→ Information shown
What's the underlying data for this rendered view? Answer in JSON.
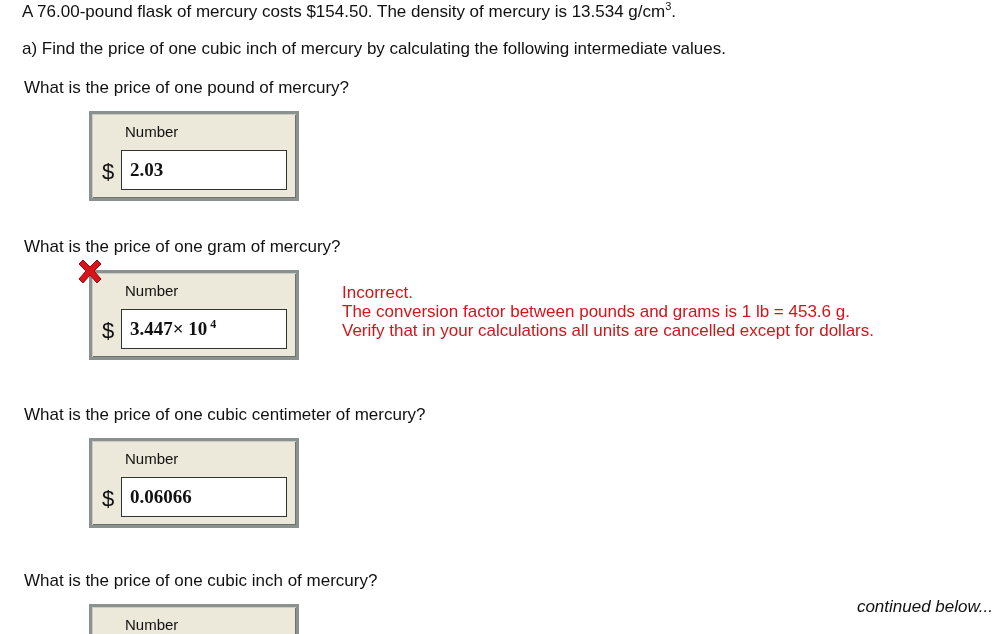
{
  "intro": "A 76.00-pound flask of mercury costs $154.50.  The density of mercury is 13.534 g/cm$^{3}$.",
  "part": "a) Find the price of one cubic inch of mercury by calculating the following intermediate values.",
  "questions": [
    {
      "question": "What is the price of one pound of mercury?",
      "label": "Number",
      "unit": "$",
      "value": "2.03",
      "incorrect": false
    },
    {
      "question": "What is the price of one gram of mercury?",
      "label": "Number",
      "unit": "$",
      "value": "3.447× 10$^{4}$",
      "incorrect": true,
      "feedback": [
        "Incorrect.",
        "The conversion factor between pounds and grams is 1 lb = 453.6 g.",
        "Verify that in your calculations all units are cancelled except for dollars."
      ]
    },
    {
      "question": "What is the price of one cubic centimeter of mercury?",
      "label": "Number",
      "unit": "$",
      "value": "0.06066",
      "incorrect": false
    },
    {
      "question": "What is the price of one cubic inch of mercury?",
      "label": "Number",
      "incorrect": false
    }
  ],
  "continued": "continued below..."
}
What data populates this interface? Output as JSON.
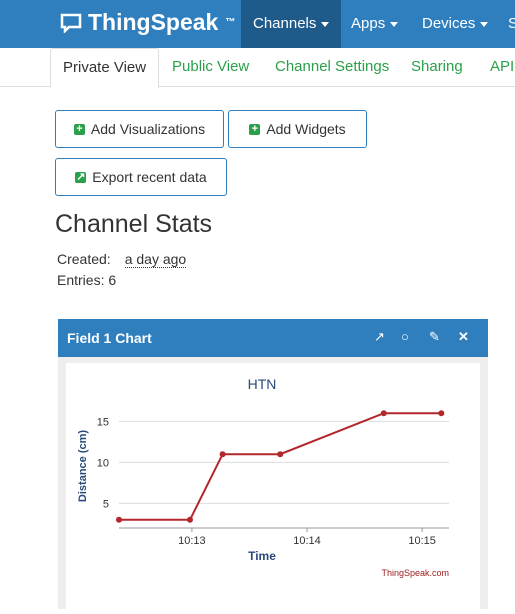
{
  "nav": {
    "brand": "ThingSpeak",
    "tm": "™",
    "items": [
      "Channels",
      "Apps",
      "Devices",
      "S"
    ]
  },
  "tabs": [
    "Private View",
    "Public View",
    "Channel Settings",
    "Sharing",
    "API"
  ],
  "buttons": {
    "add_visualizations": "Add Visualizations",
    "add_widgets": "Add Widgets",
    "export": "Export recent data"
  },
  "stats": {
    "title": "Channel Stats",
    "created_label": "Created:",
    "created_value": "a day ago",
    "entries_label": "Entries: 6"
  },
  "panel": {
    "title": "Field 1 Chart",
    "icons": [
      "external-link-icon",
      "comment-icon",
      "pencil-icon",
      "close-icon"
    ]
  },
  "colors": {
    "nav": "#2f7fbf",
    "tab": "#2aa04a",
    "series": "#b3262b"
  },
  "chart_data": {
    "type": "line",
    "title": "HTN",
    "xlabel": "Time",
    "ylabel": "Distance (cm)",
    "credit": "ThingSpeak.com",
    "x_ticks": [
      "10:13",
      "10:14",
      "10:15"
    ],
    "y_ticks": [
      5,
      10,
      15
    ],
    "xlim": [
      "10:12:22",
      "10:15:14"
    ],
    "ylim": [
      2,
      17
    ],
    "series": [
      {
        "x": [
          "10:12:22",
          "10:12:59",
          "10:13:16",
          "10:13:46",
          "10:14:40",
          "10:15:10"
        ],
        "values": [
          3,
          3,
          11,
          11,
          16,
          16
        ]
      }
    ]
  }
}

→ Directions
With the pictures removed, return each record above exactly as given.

→ Answer for the task
What's the underlying data for this rendered view? Answer in JSON.
{
  "intro": "A 76.00-pound flask of mercury costs $154.50.  The density of mercury is 13.534 g/cm$^{3}$.",
  "part": "a) Find the price of one cubic inch of mercury by calculating the following intermediate values.",
  "questions": [
    {
      "question": "What is the price of one pound of mercury?",
      "label": "Number",
      "unit": "$",
      "value": "2.03",
      "incorrect": false
    },
    {
      "question": "What is the price of one gram of mercury?",
      "label": "Number",
      "unit": "$",
      "value": "3.447× 10$^{4}$",
      "incorrect": true,
      "feedback": [
        "Incorrect.",
        "The conversion factor between pounds and grams is 1 lb = 453.6 g.",
        "Verify that in your calculations all units are cancelled except for dollars."
      ]
    },
    {
      "question": "What is the price of one cubic centimeter of mercury?",
      "label": "Number",
      "unit": "$",
      "value": "0.06066",
      "incorrect": false
    },
    {
      "question": "What is the price of one cubic inch of mercury?",
      "label": "Number",
      "incorrect": false
    }
  ],
  "continued": "continued below..."
}
What data populates this interface? Output as JSON.
{
  "nav": {
    "brand": "ThingSpeak",
    "tm": "™",
    "items": [
      "Channels",
      "Apps",
      "Devices",
      "S"
    ]
  },
  "tabs": [
    "Private View",
    "Public View",
    "Channel Settings",
    "Sharing",
    "API"
  ],
  "buttons": {
    "add_visualizations": "Add Visualizations",
    "add_widgets": "Add Widgets",
    "export": "Export recent data"
  },
  "stats": {
    "title": "Channel Stats",
    "created_label": "Created:",
    "created_value": "a day ago",
    "entries_label": "Entries: 6"
  },
  "panel": {
    "title": "Field 1 Chart",
    "icons": [
      "external-link-icon",
      "comment-icon",
      "pencil-icon",
      "close-icon"
    ]
  },
  "colors": {
    "nav": "#2f7fbf",
    "tab": "#2aa04a",
    "series": "#b3262b"
  },
  "chart_data": {
    "type": "line",
    "title": "HTN",
    "xlabel": "Time",
    "ylabel": "Distance (cm)",
    "credit": "ThingSpeak.com",
    "x_ticks": [
      "10:13",
      "10:14",
      "10:15"
    ],
    "y_ticks": [
      5,
      10,
      15
    ],
    "xlim": [
      "10:12:22",
      "10:15:14"
    ],
    "ylim": [
      2,
      17
    ],
    "series": [
      {
        "x": [
          "10:12:22",
          "10:12:59",
          "10:13:16",
          "10:13:46",
          "10:14:40",
          "10:15:10"
        ],
        "values": [
          3,
          3,
          11,
          11,
          16,
          16
        ]
      }
    ]
  }
}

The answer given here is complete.